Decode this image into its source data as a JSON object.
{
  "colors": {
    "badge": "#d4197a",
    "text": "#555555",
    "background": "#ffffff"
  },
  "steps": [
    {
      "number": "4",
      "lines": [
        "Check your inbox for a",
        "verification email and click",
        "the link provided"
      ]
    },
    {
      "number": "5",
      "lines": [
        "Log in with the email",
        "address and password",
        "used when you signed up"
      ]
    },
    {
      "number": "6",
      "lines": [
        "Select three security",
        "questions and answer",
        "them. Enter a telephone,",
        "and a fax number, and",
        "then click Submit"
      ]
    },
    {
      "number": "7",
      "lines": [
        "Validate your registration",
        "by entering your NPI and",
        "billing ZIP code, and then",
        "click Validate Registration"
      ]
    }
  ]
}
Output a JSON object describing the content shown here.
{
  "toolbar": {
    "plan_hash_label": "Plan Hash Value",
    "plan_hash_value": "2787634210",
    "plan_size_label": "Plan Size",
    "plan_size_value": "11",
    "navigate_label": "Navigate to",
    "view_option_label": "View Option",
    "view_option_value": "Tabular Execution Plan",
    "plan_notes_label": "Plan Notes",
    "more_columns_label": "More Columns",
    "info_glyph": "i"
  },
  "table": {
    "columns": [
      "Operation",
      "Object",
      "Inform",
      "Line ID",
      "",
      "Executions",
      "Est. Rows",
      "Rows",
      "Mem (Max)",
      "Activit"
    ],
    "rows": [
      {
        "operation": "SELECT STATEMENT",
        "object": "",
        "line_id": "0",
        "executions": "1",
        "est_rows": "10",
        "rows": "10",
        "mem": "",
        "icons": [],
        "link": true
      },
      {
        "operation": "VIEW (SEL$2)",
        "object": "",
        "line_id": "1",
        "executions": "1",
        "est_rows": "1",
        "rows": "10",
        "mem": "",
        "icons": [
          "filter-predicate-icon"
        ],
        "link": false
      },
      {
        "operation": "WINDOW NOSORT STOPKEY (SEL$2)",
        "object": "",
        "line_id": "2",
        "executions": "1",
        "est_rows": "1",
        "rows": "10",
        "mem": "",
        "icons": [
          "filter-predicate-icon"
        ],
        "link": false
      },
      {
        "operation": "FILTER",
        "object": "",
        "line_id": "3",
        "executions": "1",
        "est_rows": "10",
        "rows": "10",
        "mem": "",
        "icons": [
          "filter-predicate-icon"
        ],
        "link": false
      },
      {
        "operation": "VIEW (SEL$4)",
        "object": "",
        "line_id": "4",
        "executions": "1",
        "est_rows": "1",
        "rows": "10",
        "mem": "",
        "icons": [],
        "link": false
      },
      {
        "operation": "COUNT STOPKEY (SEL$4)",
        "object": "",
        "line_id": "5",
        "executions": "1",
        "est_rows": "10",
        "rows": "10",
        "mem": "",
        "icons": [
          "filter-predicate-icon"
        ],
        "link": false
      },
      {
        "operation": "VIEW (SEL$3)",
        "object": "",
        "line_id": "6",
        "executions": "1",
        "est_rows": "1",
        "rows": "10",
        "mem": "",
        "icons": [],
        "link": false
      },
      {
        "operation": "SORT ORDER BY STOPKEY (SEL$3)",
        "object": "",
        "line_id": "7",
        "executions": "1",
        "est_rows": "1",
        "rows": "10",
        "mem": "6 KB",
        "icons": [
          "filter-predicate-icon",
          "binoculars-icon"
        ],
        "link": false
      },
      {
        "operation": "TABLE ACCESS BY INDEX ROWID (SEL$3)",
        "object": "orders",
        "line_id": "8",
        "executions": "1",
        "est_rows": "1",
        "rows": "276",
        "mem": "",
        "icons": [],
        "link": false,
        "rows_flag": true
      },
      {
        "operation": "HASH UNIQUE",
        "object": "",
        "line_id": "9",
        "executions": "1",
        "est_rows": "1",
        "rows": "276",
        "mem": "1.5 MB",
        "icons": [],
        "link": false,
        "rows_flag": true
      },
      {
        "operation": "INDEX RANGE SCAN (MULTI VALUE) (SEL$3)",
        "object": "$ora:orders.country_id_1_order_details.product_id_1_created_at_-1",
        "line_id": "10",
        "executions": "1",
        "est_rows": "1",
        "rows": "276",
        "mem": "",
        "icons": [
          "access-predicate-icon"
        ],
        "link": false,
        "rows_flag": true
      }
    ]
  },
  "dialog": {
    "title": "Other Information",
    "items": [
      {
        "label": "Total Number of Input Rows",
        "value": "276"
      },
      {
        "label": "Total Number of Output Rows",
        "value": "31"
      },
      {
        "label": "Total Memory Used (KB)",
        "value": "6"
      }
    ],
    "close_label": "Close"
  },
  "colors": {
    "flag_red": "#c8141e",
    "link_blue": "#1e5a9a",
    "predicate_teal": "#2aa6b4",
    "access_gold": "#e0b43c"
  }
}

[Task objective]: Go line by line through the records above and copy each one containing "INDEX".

[Exercise output]:
        "operation": "TABLE ACCESS BY INDEX ROWID (SEL$3)",
        "operation": "INDEX RANGE SCAN (MULTI VALUE) (SEL$3)",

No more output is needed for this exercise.